The Case Against NaNoWriMo
The word counters are at zero. The support forums are abuzz with plot maps and character studies. The carpal tunnel-preventing wristgear is in place. And in a few short weeks, this year's National Novel Writing Month will kick off with the clickity-clack-clack-clack of a hundred thousand keyboards.
What do we, the SparkLife literati, think of this? Well, to quote a terrific novel which was most certainly not written in a month: we hates it, precious. WE HATES IT.
Yep, that's right. Call us crotchety old haters (you: CROTCHETY OLD HATERS!), but NaNoWriMo is the actual worst. It's one more head on the same modern-day monster that's spawned such flash-in-the-pan phenoms as The Real Housewives of New Jersey, Rebecca Black, and those annoying pop-up ads claiming that a woman in your general vicinity knows this "weird trick" to eliminating belly fat immediately and forever. It's instant-gratification culture gone highbrow, and we don't like it, not one bit.

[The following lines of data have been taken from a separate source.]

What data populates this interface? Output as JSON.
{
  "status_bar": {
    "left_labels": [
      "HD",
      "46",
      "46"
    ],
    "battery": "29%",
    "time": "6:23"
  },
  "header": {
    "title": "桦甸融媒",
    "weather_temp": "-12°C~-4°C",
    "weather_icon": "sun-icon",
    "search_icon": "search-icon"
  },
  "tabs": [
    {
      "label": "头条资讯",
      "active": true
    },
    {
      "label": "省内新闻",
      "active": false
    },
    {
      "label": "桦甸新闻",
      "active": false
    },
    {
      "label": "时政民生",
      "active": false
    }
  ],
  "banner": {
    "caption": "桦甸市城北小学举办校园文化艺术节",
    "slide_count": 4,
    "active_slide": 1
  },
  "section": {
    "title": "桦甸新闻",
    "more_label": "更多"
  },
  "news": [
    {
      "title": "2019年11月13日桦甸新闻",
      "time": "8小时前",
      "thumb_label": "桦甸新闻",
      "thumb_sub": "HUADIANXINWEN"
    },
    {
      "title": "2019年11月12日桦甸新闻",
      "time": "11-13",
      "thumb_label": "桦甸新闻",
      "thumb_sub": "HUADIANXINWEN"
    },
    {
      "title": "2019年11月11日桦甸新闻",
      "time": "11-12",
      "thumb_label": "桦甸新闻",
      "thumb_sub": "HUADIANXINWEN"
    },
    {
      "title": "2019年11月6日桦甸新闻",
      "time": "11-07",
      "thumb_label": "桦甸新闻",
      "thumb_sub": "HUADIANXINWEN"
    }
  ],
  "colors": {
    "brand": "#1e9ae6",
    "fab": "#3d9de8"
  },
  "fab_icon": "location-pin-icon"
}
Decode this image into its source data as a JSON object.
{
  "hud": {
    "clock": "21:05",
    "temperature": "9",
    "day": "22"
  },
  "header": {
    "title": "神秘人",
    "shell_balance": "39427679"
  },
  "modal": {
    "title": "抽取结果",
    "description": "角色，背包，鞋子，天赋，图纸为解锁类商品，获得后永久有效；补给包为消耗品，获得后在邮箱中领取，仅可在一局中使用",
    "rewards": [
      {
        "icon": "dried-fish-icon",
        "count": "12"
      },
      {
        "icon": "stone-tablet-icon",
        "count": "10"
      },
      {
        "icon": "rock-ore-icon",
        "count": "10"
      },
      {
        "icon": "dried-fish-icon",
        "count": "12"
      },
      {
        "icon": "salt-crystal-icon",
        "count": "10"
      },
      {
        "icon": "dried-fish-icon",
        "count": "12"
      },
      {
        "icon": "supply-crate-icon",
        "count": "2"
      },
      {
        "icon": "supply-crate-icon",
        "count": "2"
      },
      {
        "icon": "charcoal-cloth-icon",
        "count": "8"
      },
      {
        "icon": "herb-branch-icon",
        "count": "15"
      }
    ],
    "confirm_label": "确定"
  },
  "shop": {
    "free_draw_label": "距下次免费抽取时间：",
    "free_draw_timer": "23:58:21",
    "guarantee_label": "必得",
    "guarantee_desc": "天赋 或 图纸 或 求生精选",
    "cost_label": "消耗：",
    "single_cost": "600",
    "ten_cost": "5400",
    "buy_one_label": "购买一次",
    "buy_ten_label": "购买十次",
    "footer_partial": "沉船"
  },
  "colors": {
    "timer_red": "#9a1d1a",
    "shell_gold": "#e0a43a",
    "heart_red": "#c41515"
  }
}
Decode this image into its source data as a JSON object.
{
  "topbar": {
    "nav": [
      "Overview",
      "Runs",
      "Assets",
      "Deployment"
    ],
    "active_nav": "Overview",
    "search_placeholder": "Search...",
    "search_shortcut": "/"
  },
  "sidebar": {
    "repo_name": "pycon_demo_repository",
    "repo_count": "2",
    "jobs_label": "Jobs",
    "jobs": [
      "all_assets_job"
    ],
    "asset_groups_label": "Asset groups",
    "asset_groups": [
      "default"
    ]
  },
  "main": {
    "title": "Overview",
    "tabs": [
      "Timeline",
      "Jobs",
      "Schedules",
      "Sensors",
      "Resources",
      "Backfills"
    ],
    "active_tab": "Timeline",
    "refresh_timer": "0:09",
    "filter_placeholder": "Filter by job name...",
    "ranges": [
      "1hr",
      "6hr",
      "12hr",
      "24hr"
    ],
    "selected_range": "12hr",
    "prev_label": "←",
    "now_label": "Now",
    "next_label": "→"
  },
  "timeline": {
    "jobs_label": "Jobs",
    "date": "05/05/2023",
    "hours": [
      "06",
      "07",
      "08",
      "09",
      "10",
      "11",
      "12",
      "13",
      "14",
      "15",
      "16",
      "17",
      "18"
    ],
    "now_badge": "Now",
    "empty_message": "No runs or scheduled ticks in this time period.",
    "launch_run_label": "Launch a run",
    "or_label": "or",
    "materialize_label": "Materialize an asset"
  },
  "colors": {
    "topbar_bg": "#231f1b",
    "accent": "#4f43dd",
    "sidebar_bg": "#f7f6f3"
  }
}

With its 30-day window and focus on quick'n'dirty accomplishment, NaNoWriMo is to the literary world what bad reality shows are to televised entertainment: cheap, easy, and an appealing shortcut to fame and fortune for people with little-to-no actual talent and really tasteless hairdos. (Yes, that's right: everybody who ever has or ever will participate in NaNoWriMo has terrible hair. Don't argue. It's SCIENCE.) Back in the day, people used to labor for years over their manuscripts. Uphill. Both ways. In a blizzard! Because they knew, as should everyone, that producing an item of quality takes time.
Needless to say, NaNoWriMo is in bad taste. And it's bad for business, too; agents and editor hate National Novel Writing Month. Why? Because the day after it ends, a bajillion hastily-written manuscripts flood their inboxes—sent by a hundred folks still too high on the thrill of having written a novel to read what they've produced objectively. (Hint: most writers, even otherwise talented ones, come out on the end of their month-long spree with a pile of vomitorious goo. Read a few unrevised products of last year's NaNoWriMo if you don't believe us.)
Not to mention that producing a 50,000 word manuscript in just one month leaves little time for anything else... which comes at the sacrifice, not the interest, of your ability to tell a good story. What propitious moments of inspiration will you fail to be present for because you're shut indoors, sacrificing the journey in order to reach your destination? What great idea will fail to occur to you because you didn't leave yourself a spare moment to have it? What prospective suitors will you drive away with the ripe, rancid stink of your festering undercarriage as November 30th draws near and you've still thousands of words to go, and bathing goes by the wayside?
How will you read SparkLife, for the love of God?! Think, man! Think!
But really, we're not kidding: being able to ruminate, to rest, and to read the work of other writers—even as you produce your own—is essential to quality storytelling. And when you're enjoying the ride, and not racing to the finish line, amazing things happen. You can stop, read back, and realize when a subplot's not working. You can wake up in the middle of the night with a flash of inspiration and see if it serves your narrative. You can take your sweet, sweet time. So, by all means, write during the month of November. Write every day. Write your face off! But don't do it in service of an arbitrary deadline that nobody cares about except a bunch of very silly people on the internet. Do it in service of your story. Which, as a writer, will forever and always be your one and only master.
And also, seriously, the smell: it's like a wildebeest wrapped in a week-old taco covered in my grandma's foot powder. Is that your natural body odor? Because you should probably see a doctor.
What's your take on NaNoWriMo?